_Exercise details_
Your task is to copy each line of the records that includes the string "this".

_Provided records_
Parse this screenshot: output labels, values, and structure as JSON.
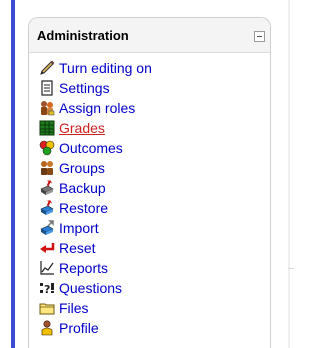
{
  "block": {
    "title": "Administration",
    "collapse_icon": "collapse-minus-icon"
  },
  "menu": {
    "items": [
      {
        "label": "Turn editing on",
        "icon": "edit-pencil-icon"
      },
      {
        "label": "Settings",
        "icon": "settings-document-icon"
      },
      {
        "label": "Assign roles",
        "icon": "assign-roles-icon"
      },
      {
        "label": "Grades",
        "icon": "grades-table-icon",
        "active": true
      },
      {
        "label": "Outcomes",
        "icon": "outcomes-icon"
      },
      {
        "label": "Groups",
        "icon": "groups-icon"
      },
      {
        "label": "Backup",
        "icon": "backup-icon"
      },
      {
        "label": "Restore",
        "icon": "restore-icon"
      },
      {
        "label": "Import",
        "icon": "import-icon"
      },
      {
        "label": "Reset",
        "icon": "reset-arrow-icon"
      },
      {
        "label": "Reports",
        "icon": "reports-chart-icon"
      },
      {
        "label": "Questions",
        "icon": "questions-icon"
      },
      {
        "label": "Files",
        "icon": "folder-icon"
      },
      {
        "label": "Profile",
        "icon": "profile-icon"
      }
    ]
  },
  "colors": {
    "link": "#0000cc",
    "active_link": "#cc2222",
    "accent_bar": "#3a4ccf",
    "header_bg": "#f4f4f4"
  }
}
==
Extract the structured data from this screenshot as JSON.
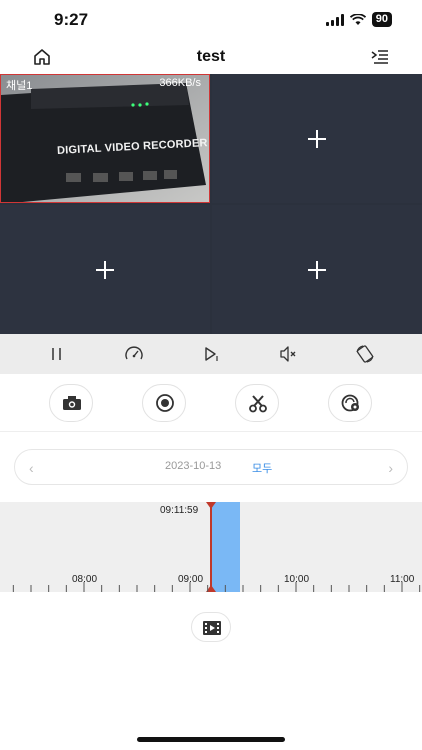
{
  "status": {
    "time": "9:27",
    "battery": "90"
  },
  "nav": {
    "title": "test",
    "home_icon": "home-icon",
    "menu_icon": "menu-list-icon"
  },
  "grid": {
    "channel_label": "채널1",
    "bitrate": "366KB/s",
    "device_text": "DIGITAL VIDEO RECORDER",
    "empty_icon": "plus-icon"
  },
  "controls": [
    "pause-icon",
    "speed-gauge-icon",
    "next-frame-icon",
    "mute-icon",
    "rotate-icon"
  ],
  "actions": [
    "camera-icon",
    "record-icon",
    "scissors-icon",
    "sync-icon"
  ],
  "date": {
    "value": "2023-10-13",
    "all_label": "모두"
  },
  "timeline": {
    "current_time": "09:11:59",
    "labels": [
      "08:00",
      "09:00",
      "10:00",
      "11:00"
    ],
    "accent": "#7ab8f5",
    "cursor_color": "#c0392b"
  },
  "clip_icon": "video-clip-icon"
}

_Written reply_
Parse this screenshot: output labels, values, and structure as JSON.
Extract the structured data from this screenshot as JSON.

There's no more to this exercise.